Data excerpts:
★ ★ ★
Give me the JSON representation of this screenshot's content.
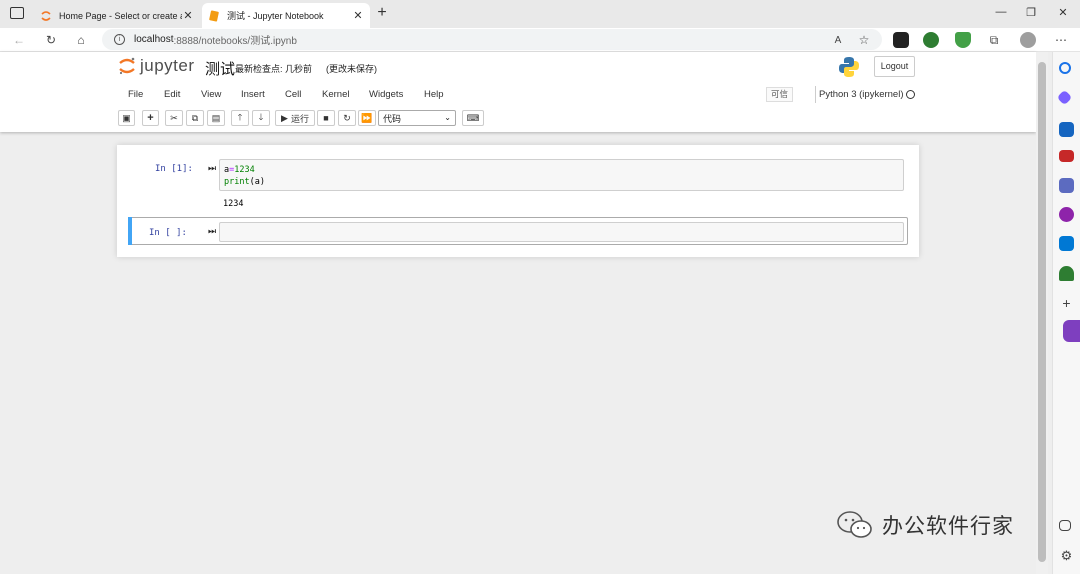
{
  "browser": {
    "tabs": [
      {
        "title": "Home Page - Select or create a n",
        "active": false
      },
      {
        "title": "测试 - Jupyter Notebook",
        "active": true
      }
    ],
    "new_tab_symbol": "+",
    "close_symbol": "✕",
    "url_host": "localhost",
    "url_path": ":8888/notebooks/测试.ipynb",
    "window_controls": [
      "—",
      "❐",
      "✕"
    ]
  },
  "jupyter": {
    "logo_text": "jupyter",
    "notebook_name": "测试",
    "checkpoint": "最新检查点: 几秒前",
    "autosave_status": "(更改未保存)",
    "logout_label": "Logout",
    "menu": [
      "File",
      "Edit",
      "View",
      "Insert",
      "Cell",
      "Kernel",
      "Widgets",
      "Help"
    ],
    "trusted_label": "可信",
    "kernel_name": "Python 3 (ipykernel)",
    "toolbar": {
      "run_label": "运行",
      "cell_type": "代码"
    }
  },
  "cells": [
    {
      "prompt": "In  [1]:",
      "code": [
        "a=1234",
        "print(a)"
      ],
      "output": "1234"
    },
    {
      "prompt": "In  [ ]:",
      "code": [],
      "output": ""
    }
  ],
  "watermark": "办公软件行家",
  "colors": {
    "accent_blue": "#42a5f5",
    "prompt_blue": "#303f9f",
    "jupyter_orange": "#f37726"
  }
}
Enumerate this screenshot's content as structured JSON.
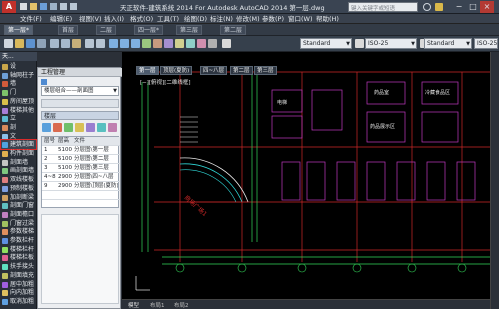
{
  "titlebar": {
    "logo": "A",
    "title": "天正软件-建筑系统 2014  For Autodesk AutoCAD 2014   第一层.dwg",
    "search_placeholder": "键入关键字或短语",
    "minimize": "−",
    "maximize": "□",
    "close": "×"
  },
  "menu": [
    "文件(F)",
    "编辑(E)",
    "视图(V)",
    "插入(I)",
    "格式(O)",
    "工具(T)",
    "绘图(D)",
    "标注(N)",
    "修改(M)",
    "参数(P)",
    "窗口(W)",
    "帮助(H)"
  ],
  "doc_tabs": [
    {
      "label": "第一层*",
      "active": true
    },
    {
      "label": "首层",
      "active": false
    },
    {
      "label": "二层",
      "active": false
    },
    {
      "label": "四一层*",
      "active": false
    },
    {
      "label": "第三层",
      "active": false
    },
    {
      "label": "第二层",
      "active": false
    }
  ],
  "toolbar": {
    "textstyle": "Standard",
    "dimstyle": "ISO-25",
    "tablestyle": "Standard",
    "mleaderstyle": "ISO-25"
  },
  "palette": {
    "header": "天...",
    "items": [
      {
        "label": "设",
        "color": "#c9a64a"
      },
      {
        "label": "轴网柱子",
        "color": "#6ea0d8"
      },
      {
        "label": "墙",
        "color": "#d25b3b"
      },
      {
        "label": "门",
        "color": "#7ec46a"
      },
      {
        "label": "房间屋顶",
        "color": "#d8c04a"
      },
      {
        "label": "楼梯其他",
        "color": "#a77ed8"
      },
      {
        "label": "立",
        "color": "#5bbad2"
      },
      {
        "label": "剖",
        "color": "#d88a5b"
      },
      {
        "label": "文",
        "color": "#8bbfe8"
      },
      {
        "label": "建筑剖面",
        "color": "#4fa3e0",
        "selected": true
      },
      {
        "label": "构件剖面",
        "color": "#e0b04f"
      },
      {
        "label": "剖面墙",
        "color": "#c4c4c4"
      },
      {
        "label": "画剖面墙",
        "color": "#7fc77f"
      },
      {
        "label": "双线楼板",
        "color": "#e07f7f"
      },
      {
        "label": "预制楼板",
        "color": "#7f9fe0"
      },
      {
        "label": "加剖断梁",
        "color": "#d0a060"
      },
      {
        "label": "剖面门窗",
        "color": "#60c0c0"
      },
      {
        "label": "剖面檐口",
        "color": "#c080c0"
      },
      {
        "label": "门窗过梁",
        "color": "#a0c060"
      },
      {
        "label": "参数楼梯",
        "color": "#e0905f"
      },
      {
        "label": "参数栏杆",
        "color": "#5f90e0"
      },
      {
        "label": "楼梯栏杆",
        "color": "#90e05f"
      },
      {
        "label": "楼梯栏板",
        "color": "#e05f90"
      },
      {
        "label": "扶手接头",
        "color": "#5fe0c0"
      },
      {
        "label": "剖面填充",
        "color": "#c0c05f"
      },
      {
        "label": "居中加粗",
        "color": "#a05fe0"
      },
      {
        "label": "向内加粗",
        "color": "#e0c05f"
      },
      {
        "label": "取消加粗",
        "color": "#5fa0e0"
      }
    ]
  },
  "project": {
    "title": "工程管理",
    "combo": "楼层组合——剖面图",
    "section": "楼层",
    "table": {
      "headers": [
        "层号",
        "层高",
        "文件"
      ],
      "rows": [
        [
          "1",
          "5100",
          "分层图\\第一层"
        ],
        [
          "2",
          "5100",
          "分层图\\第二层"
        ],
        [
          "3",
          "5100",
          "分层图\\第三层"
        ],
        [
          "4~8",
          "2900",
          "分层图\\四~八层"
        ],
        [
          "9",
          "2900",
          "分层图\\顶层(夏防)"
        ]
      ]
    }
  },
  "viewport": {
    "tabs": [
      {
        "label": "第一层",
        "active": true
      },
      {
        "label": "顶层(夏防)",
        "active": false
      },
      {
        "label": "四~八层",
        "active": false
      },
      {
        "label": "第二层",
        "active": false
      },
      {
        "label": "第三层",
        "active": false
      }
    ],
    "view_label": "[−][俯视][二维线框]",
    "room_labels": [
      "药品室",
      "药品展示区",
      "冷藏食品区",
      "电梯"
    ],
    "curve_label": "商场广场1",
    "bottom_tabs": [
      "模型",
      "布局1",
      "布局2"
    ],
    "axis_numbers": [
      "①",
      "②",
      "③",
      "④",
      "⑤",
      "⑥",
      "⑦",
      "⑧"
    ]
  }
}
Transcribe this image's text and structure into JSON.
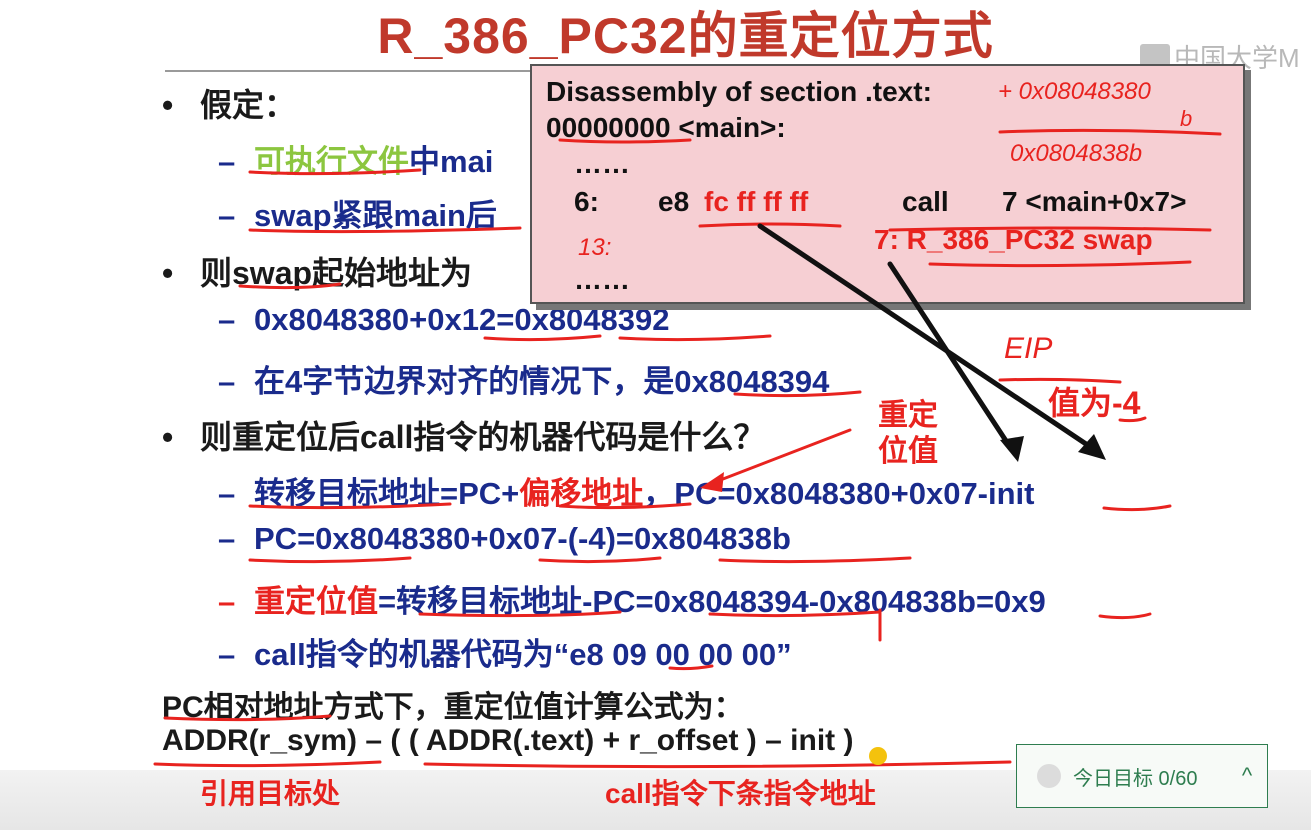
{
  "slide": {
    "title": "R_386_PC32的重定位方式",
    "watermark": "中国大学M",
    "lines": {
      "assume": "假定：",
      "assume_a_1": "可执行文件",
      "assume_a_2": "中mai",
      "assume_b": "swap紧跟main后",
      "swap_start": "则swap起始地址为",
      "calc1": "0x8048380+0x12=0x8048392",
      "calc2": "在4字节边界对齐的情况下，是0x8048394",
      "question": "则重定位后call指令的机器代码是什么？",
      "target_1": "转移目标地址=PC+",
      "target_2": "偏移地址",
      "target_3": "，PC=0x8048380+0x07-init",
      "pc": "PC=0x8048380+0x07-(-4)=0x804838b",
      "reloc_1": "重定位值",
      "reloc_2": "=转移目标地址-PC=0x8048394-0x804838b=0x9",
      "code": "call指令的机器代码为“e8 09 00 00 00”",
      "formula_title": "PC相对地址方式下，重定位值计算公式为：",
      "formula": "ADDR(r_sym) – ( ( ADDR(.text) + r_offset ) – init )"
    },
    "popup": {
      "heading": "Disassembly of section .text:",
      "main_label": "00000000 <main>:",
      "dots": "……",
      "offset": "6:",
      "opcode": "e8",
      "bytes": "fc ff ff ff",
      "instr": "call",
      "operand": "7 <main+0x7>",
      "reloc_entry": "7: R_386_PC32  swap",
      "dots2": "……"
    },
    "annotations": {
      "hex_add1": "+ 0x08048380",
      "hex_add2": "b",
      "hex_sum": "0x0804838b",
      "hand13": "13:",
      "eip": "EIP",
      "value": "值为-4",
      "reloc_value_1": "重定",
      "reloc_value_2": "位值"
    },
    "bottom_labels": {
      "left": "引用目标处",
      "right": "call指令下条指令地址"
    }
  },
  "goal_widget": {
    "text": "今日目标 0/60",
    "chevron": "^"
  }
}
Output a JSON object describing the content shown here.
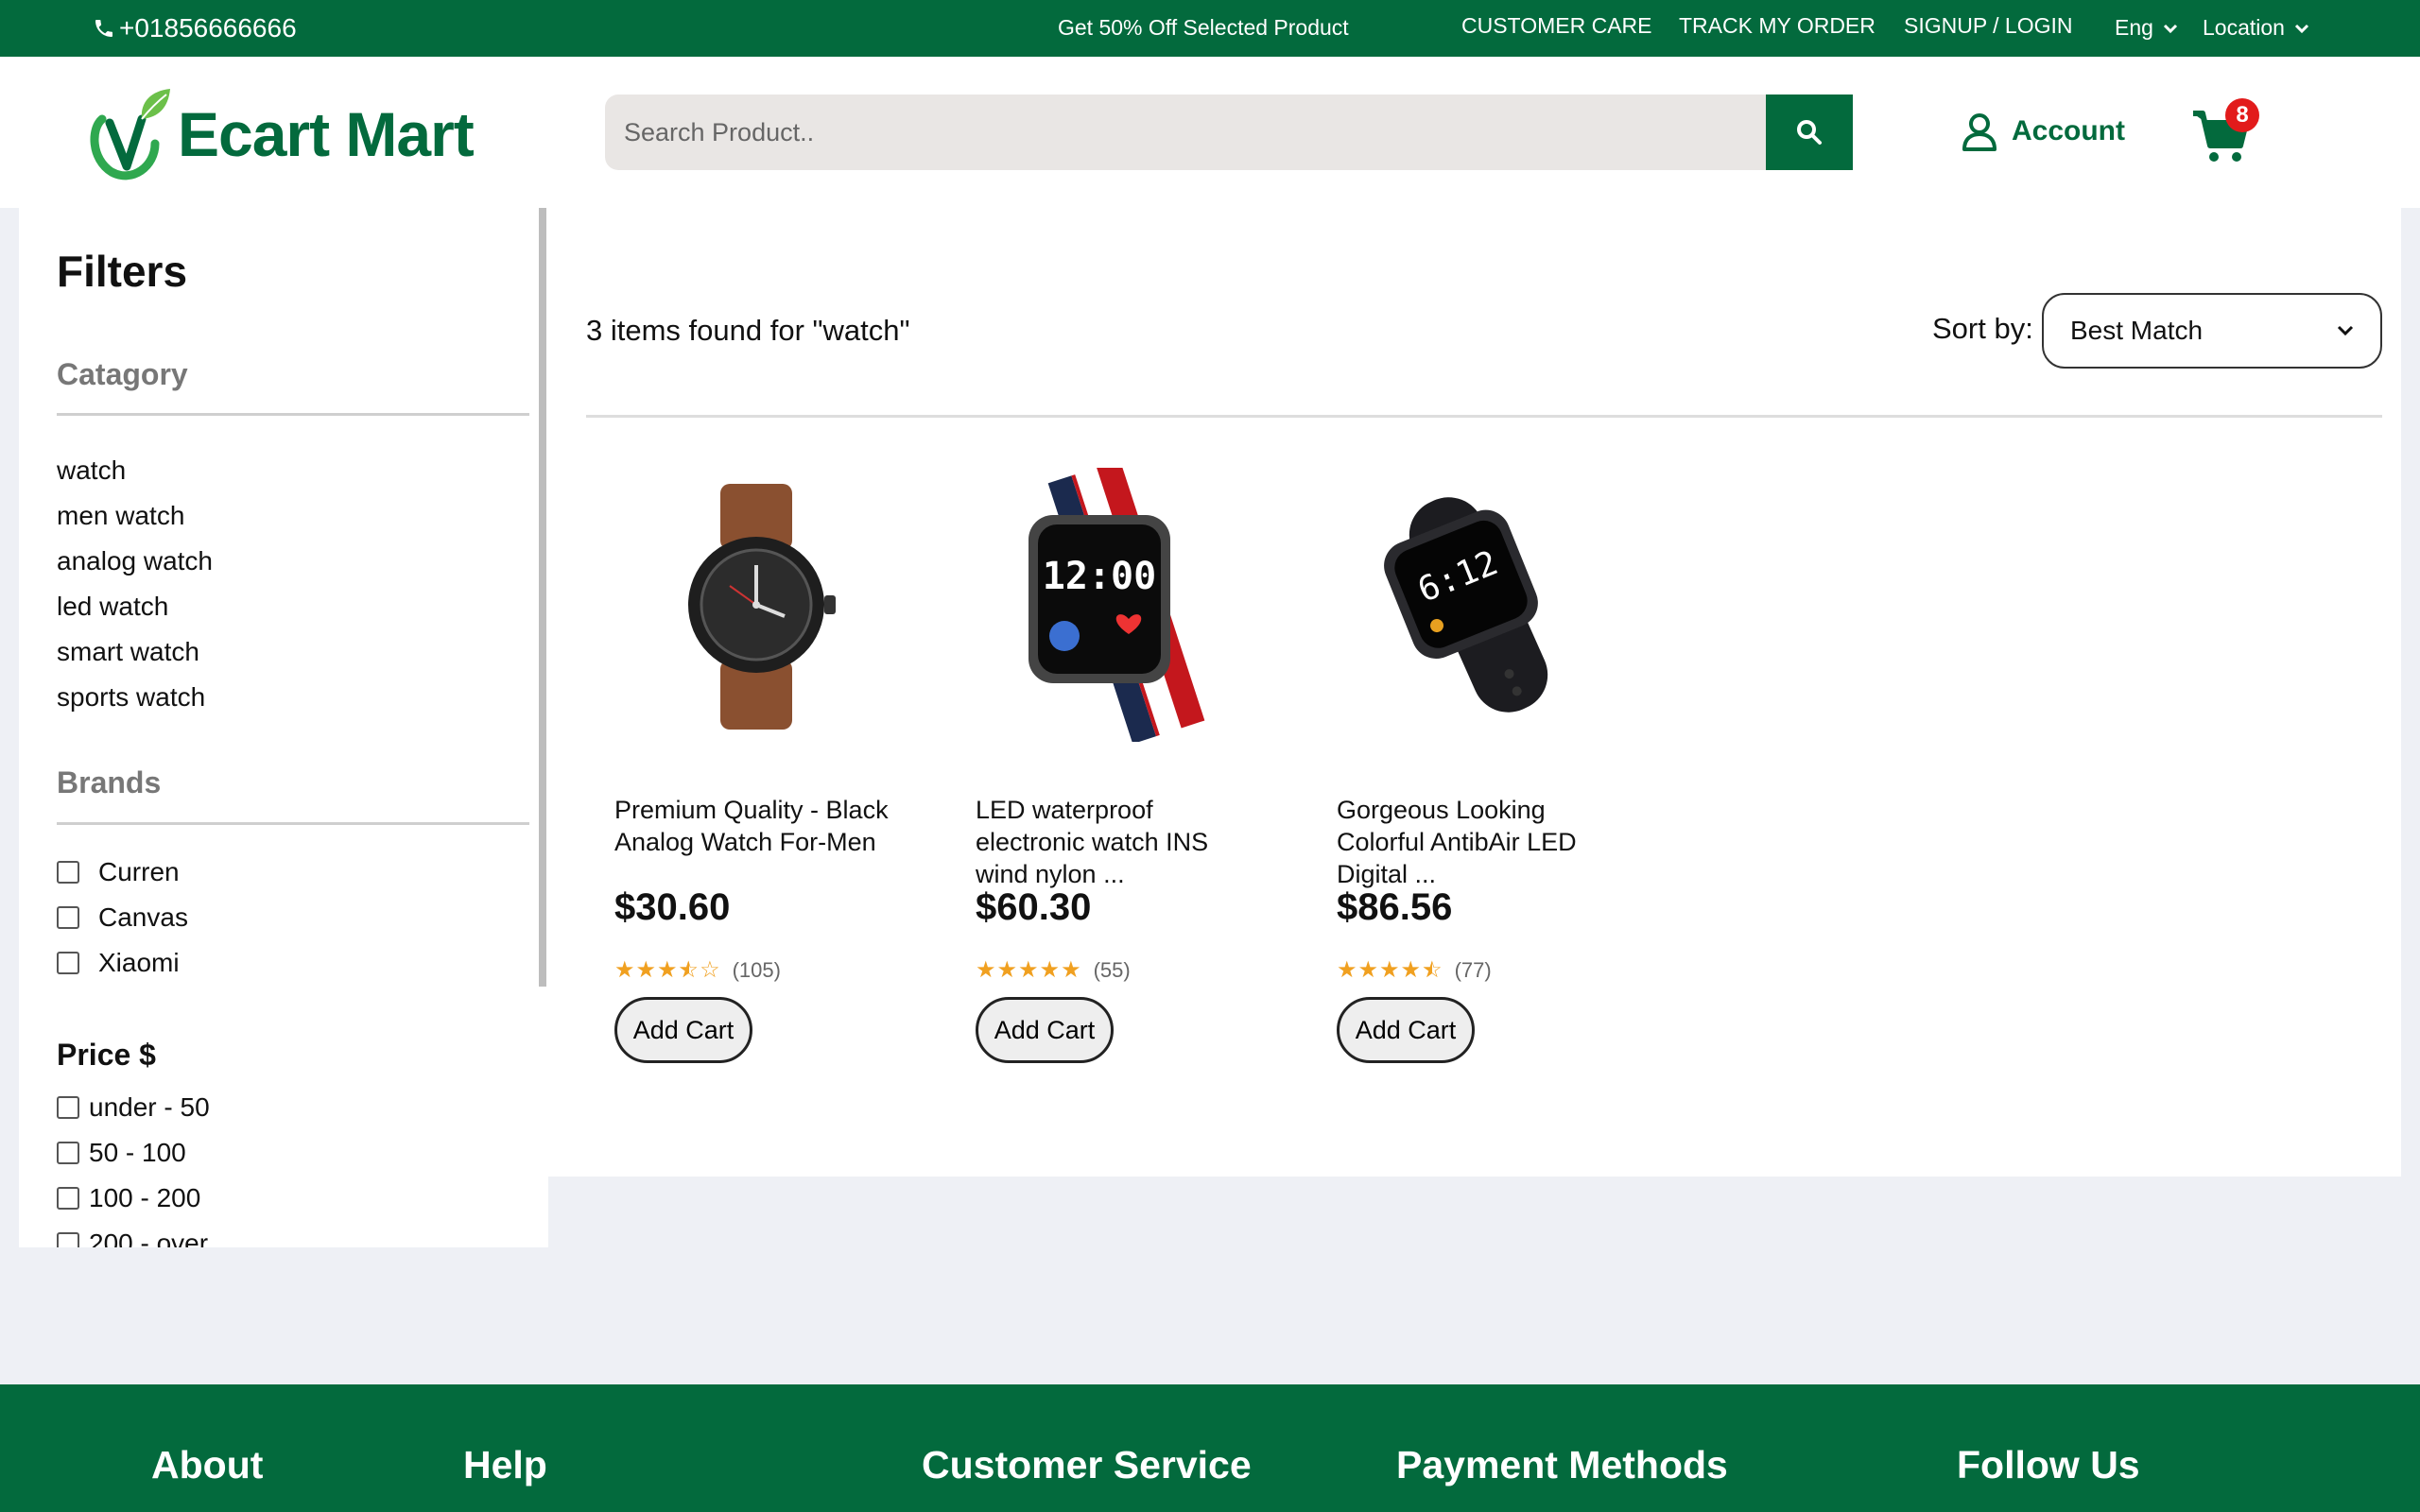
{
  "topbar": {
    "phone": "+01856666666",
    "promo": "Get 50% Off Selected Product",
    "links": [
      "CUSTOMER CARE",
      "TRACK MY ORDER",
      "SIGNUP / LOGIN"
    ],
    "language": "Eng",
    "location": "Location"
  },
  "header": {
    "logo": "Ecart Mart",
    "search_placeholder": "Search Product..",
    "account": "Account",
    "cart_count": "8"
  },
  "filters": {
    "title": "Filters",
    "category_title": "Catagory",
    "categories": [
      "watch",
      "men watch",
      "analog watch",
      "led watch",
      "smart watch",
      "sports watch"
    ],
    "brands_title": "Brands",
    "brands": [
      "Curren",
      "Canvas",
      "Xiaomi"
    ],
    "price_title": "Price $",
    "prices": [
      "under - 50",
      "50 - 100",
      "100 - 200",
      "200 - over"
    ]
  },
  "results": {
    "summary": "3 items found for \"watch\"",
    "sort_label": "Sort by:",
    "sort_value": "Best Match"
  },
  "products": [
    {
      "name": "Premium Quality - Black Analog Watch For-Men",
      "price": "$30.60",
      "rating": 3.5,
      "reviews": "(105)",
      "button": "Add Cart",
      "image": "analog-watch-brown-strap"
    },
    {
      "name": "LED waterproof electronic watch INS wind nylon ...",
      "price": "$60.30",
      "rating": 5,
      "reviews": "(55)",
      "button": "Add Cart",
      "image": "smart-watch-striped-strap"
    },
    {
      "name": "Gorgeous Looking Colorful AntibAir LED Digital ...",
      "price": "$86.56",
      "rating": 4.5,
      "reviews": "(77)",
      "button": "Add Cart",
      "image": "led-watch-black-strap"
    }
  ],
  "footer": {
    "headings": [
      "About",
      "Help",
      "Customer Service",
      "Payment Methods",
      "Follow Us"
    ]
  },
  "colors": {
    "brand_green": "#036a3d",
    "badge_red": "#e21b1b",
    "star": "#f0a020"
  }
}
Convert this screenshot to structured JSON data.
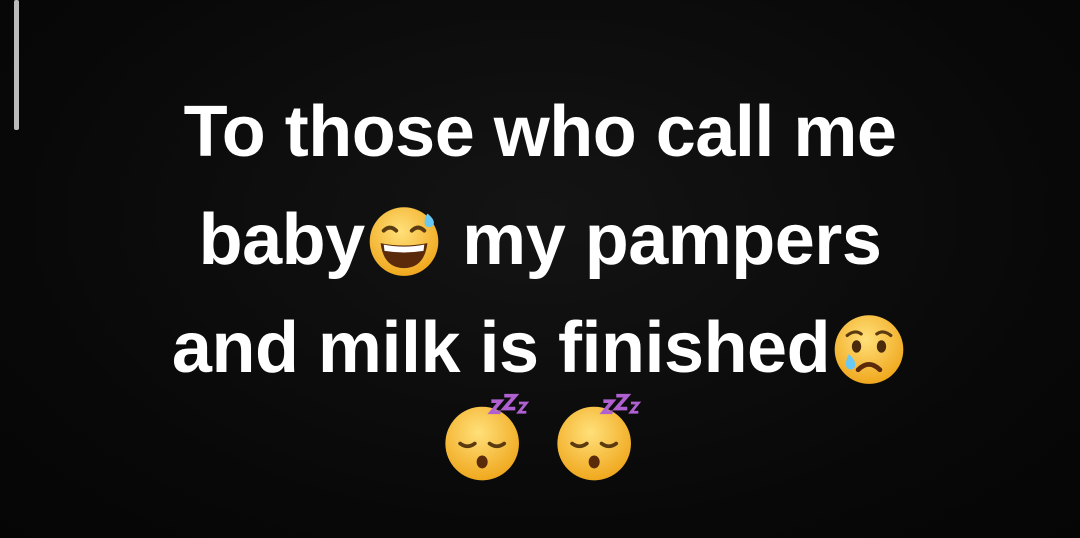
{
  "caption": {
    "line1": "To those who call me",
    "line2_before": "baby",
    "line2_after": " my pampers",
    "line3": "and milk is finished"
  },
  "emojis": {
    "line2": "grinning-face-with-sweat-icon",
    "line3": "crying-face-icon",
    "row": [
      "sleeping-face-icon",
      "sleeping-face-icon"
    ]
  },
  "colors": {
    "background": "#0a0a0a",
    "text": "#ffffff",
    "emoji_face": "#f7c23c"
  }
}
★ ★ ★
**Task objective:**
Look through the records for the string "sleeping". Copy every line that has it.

**Exercise output:**
      "sleeping-face-icon",
      "sleeping-face-icon"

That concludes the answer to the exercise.